Common Council Discusses Shared Ride Taxi Service

February 26th, 2019

An Increase in Shared Ride Taxi Service


During the Whitewater Common Council meeting that took place on Tuesday, Feb. 19, the council voted to increase the fare costs of the Shared Ride Taxi Program due to a decline in ridership.


The Shared Ride Taxi Program, Brown Cab operates under the funding of WisDOT and US FTA grants but due to the fact that citizens are not riding as much, the city of Whitewater is responsible for any balance remaining if the grants fall short of program costs.


This means that fares will have to increase in order to reach the city budget-funding requirement. Previously, the Finance Committee reviewed the potential fare changes on Jan. 15 for it to be discussed at this meeting.


The fare changes include an hourly cost to operate, an increase from $28.87 in 2018 to $31.73 in 2019-2020. The expected amount of operating fare will increase to $32,370 from $22,934 taken from 2018.


To reach this goal, the recommended motion is as follows:


  • Agency/Package delivery fares: $9.50 per trip
  • Out of town mileage fare: $2.25 per mile
  • Additional wait time: $0.40 per minute


The members of the council agreed to these changes but as it was time for the public hearing, new concerns were taken into effect.

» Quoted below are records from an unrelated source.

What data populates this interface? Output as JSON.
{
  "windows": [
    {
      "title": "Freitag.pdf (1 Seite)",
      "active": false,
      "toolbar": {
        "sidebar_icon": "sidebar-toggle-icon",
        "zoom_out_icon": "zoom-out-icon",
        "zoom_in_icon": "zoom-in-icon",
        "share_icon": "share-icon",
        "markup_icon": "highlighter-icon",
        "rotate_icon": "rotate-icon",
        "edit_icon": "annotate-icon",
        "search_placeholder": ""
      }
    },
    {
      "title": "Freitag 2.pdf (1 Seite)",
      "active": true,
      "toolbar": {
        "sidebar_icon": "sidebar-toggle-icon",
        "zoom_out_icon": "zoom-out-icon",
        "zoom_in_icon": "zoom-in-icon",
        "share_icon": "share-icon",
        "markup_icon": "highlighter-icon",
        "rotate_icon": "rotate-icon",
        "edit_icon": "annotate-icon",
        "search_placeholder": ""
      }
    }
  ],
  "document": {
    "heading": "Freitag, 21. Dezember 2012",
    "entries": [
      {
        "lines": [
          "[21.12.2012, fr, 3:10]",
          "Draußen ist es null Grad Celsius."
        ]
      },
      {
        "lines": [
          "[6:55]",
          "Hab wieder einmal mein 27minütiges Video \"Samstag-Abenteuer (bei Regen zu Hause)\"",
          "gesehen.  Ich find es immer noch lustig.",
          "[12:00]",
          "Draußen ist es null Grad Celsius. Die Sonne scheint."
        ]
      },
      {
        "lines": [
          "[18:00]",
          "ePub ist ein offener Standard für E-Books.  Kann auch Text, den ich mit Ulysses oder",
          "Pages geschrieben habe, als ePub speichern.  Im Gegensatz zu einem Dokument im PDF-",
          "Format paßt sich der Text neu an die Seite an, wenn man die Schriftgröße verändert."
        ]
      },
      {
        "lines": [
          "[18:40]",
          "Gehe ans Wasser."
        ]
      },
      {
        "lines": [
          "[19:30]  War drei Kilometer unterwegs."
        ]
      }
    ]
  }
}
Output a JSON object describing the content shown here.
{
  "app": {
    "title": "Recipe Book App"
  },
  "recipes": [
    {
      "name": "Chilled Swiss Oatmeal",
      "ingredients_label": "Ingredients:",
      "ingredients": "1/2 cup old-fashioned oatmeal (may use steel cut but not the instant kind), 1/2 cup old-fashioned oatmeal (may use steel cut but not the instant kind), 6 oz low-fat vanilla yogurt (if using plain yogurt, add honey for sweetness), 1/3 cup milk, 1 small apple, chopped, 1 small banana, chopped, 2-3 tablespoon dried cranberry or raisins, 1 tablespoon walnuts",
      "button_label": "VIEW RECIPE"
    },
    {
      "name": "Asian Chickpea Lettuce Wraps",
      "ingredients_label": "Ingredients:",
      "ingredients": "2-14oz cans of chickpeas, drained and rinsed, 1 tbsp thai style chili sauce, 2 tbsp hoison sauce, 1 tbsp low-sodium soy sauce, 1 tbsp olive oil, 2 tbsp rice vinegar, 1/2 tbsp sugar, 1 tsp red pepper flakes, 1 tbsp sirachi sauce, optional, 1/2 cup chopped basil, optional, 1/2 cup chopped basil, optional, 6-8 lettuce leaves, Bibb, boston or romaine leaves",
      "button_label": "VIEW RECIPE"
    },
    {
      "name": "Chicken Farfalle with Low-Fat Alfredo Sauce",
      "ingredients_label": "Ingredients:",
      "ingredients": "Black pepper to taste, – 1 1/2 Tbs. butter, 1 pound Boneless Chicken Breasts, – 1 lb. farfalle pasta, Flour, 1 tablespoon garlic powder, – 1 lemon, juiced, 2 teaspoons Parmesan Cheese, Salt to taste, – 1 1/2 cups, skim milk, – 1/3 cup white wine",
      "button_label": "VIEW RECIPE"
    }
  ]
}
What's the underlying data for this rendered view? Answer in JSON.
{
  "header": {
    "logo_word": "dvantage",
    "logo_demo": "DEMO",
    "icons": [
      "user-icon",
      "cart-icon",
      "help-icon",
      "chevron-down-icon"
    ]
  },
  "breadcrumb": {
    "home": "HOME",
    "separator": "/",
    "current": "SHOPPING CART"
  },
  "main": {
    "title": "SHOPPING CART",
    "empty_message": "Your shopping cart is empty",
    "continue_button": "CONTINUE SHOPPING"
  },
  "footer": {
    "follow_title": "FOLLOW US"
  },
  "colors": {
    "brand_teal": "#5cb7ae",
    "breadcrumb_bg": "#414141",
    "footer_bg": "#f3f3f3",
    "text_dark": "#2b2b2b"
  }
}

Brienne Brown, a citizen of Whitewater, spoke at the public hearing expressing her concerns with disabled citizens not being allowed to board the transportation systems at certain times of the day.

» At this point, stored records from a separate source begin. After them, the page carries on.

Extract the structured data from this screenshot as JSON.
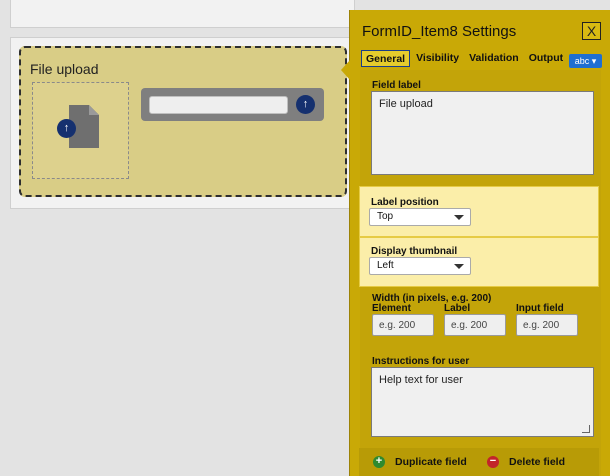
{
  "form": {
    "field_title": "File upload",
    "upload_input_value": ""
  },
  "panel": {
    "title": "FormID_Item8 Settings",
    "close_glyph": "X",
    "tabs": [
      "General",
      "Visibility",
      "Validation",
      "Output"
    ],
    "active_tab": "General",
    "field_type": "abc ▾",
    "field_label_heading": "Field label",
    "field_label_value": "File upload",
    "label_position": {
      "heading": "Label position",
      "value": "Top"
    },
    "display_thumbnail": {
      "heading": "Display thumbnail",
      "value": "Left"
    },
    "width": {
      "heading": "Width (in pixels, e.g. 200)",
      "element_label": "Element",
      "label_label": "Label",
      "input_label": "Input field",
      "element_placeholder": "e.g. 200",
      "label_placeholder": "e.g. 200",
      "input_placeholder": "e.g. 200"
    },
    "instructions": {
      "heading": "Instructions for user",
      "value": "Help text for user"
    },
    "buttons": {
      "duplicate": "Duplicate field",
      "delete": "Delete field"
    }
  },
  "icons": {
    "upload": "upload-arrow-icon",
    "file": "file-icon",
    "close": "close-icon",
    "add": "plus-circle-icon",
    "remove": "minus-circle-icon"
  },
  "colors": {
    "panel": "#c9a906",
    "highlight": "#fbeea9",
    "field_selected": "#d9cd86",
    "accent_blue": "#15306f"
  }
}
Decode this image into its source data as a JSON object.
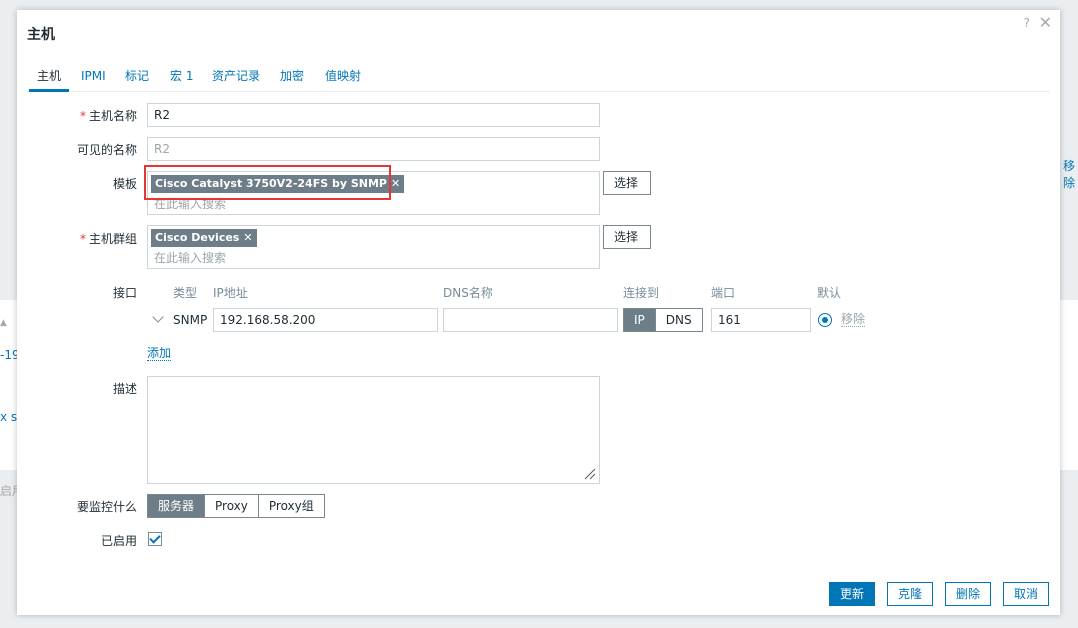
{
  "background": {
    "fragment_remove": "移除",
    "fragment_num": "-19",
    "fragment_x": "x s",
    "fragment_enable": "启用"
  },
  "dialog": {
    "title": "主机",
    "help_icon": "?",
    "close_icon": "✕"
  },
  "tabs": [
    "主机",
    "IPMI",
    "标记",
    "宏 1",
    "资产记录",
    "加密",
    "值映射"
  ],
  "form": {
    "host_name_label": "主机名称",
    "host_name_value": "R2",
    "visible_name_label": "可见的名称",
    "visible_name_placeholder": "R2",
    "templates_label": "模板",
    "template_chip": "Cisco Catalyst 3750V2-24FS by SNMP",
    "template_search_placeholder": "在此输入搜索",
    "select_button": "选择",
    "groups_label": "主机群组",
    "group_chip": "Cisco Devices",
    "group_search_placeholder": "在此输入搜索",
    "required_mark": "*",
    "chip_remove": "✕"
  },
  "interfaces": {
    "label": "接口",
    "headers": {
      "type": "类型",
      "ip": "IP地址",
      "dns": "DNS名称",
      "connect_to": "连接到",
      "port": "端口",
      "default": "默认"
    },
    "row": {
      "type": "SNMP",
      "ip": "192.168.58.200",
      "dns": "",
      "connect_ip": "IP",
      "connect_dns": "DNS",
      "port": "161",
      "remove": "移除"
    },
    "add": "添加"
  },
  "description": {
    "label": "描述",
    "value": ""
  },
  "monitored_by": {
    "label": "要监控什么",
    "options": [
      "服务器",
      "Proxy",
      "Proxy组"
    ],
    "selected": "服务器"
  },
  "enabled": {
    "label": "已启用",
    "checked": true
  },
  "footer": {
    "update": "更新",
    "clone": "克隆",
    "delete": "删除",
    "cancel": "取消"
  }
}
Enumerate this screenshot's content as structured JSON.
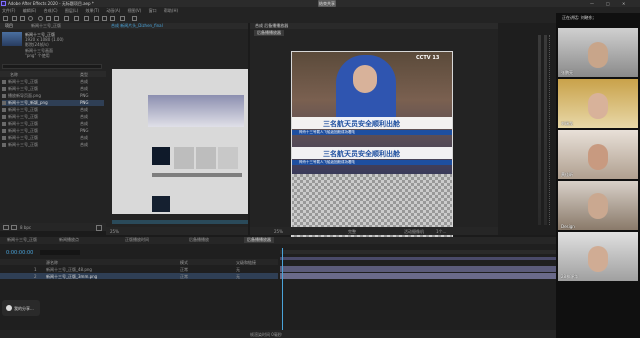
{
  "window": {
    "title": "Adobe After Effects 2020 - 无标题项目.aep *",
    "share_label": "结束共享"
  },
  "menu": [
    "文件(F)",
    "编辑(E)",
    "合成(C)",
    "图层(L)",
    "效果(T)",
    "动画(A)",
    "视图(V)",
    "窗口",
    "帮助(H)"
  ],
  "project": {
    "panel_title": "项目",
    "comp_title": "新闻十三号_正版",
    "thumb_line1": "新闻十三号_正版",
    "thumb_line2": "1920 x 1080 (1.00)",
    "thumb_line3": "影院(24帧/s)",
    "footage_line1": "新闻十三号画面",
    "footage_line2": "\"png\" 个使用",
    "col_name": "名称",
    "col_type": "类型",
    "rows": [
      {
        "name": "新闻十三号_正版",
        "type": "合成"
      },
      {
        "name": "新闻十三号_正版",
        "type": "合成"
      },
      {
        "name": "播放新导页面.png",
        "type": "PNG"
      },
      {
        "name": "新闻十三号_新颖_png",
        "type": "PNG"
      },
      {
        "name": "新闻十三号_正版",
        "type": "合成"
      },
      {
        "name": "新闻十三号_正版",
        "type": "合成"
      },
      {
        "name": "新闻十三号_正版",
        "type": "合成"
      },
      {
        "name": "新闻十三号_正版",
        "type": "PNG"
      },
      {
        "name": "新闻十三号_正版",
        "type": "合成"
      },
      {
        "name": "新闻十三号_正版",
        "type": "合成"
      }
    ],
    "footer_bpc": "8 bpc"
  },
  "comp_left": {
    "tab": "合成 新闻片头_Dizhen_final",
    "zoom": "25%"
  },
  "comp_center": {
    "tab": "合成 后备播播放器",
    "subtab": "后备播播放器",
    "logo": "CCTV 13",
    "headline1": "三名航天员安全顺利出舱",
    "headline2": "三名航天员安全顺利出舱",
    "ticker1": "神舟十三号载人飞船返回舱成功着陆",
    "ticker2": "神舟十三号载人飞船返回舱成功着陆",
    "zoom": "25%",
    "quality": "完整",
    "camera": "活动摄像机",
    "views": "1个..."
  },
  "timeline": {
    "tabs": [
      "新闻十三号_正版",
      "新闻播放点",
      "正版播放时间",
      "后备播播放",
      "后备播播放器"
    ],
    "timecode": "0:00:00:00",
    "col_source": "源名称",
    "col_mode": "模式",
    "col_parent": "父级和链接",
    "layers": [
      {
        "num": "1",
        "name": "新闻十三号_正版_48.png",
        "mode": "正常",
        "parent": "无"
      },
      {
        "num": "2",
        "name": "新闻十三号_正版_3mm.png",
        "mode": "正常",
        "parent": "无"
      }
    ],
    "render_time": "帧渲染时间 0毫秒"
  },
  "screen_share_label": "我的分享...",
  "video_call": {
    "header": "正在讲话: 刘晓东;",
    "participants": [
      {
        "name": "张鹏亮"
      },
      {
        "name": "刘瑞龙"
      },
      {
        "name": "黄佳昕"
      },
      {
        "name": "Design"
      },
      {
        "name": "28林源华"
      }
    ]
  },
  "colors": {
    "accent": "#3a86c8",
    "timeline_bar": "#5b5b7a",
    "cctv_blue": "#1e4fa0"
  }
}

The council members explained that all vehicles are handicapped equipped. Lynn Binnie, Alderman of District Four, stated the disabled/elderly transportation fare “really is one of the most important services.”


The hours of operation had a factor in this concern because disabled citizens were not granted access to the transportation systems around 7 p.m., when the hours of operation state that Monday through Wednesday during the university session is 7 a.m. until 9:30 p.m.

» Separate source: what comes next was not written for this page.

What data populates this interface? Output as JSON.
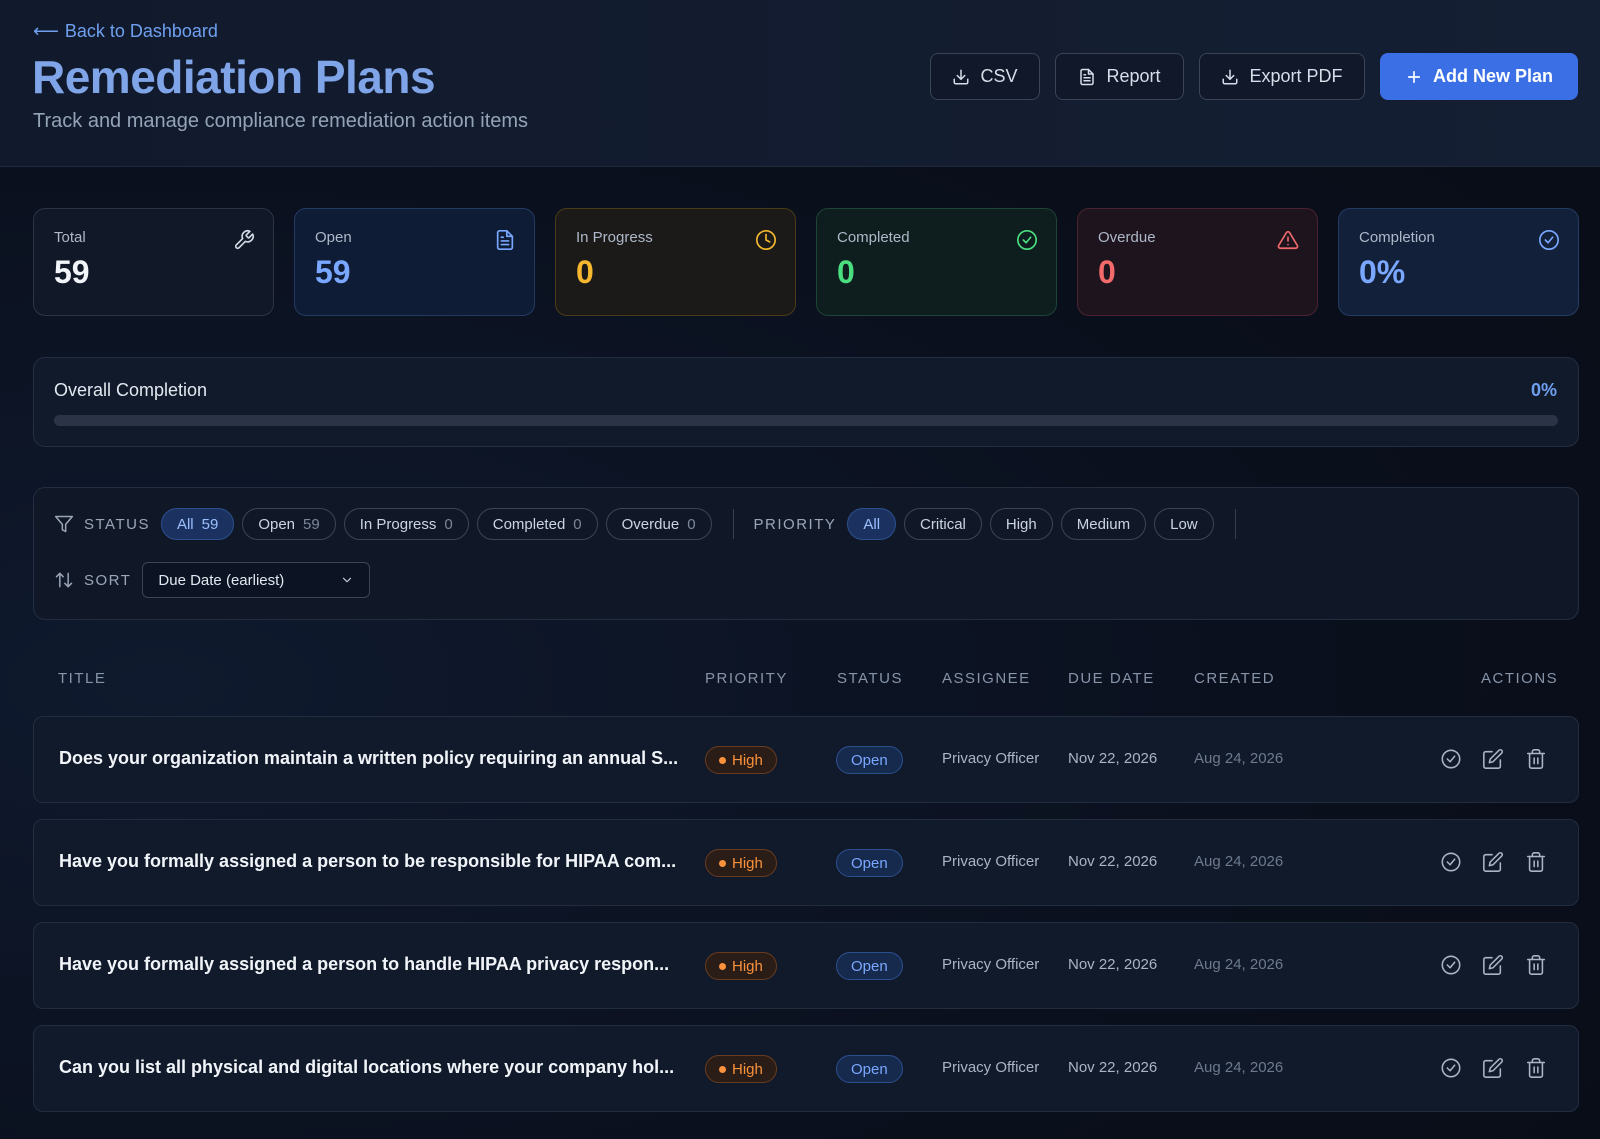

The council discussed these issues and Brown stated, “that there needs to be better communication.” There were no other citizens that spoke during this time.


Cameron Clapper’s visit to Madison


Cameron Clapper, the City Manager, went to Madison on Feb. 20 to attend the League of Wisconsin municipalities Lobby Day event. This event involves meeting with local government leaders and state representatives to discuss current issues that impact local communities.


Clapper was in attendance to give an update on the 2019-2020 Legislative Agenda, which ensures sustainable funding and efficient delivery for municipal services.


One of the Legislative priorities is to strengthen local democracy. This includes restoring municipal powers such as regulating location of cell phone towers, creating regional transportation authorities, condemning property for bike and pedestrian paths, and prohibiting short-term home rentals.


Also included to strengthen democracy is the League disapproving legislation in regards to limiting municipal authority that relates to spending and taxing decisions, police powers, land use regulation, labor relations, tax incremental financing, and water/sewer utilities.


The Legislative Agenda was discussed briefly at Tuesday’s meeting. All of the council members approved of what was on the agenda, giving Clapper permission to present it to the League in Madison.


Clapper made a presentation thanking the citizens who have been removing the snow off streets and sidewalks on these cold and snowy days we have been having.


He also reminded everyone that Tuesday’s meeting did not appear on the local TV station because of a technical glitch, but is working to get it fixed as soon as possible.